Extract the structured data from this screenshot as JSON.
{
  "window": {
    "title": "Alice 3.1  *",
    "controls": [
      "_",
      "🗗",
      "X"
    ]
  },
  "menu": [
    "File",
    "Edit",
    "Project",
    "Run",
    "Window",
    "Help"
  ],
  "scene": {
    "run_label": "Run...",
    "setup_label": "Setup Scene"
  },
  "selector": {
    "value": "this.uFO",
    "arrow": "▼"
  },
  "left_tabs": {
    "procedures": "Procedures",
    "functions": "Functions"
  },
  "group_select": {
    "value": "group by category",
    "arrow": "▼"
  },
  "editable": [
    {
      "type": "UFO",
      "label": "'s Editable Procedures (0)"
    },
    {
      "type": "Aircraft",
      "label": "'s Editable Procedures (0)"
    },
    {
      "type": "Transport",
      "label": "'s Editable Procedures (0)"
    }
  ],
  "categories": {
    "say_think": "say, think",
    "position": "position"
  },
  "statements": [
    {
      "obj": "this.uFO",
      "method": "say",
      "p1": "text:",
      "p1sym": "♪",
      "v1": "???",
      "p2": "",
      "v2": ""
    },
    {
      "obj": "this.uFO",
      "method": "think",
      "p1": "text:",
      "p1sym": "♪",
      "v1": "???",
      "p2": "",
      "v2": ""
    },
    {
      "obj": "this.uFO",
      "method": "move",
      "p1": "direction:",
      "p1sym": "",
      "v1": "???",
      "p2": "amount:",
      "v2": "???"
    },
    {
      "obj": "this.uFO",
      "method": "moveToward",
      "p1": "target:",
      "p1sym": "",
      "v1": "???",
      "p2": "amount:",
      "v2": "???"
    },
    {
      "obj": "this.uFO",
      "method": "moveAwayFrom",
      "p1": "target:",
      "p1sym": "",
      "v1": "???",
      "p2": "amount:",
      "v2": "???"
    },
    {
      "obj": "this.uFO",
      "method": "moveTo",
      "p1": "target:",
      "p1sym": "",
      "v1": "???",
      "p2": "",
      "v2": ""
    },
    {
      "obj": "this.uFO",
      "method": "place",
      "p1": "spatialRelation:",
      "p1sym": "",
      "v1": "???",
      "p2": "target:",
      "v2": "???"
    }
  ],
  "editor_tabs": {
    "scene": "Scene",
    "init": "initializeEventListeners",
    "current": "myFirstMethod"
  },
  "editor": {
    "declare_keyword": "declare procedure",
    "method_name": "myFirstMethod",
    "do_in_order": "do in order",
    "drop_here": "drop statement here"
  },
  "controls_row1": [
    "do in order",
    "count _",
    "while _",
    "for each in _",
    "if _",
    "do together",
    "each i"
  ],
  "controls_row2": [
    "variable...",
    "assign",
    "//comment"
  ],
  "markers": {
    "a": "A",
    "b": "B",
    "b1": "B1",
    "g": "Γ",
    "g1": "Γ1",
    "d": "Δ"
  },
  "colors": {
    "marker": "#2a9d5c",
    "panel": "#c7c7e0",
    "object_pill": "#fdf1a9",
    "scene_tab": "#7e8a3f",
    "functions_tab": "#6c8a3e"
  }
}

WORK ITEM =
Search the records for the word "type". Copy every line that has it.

RESPONSE TO THE TASK =
      "type": "UFO",
      "type": "Aircraft",
      "type": "Transport",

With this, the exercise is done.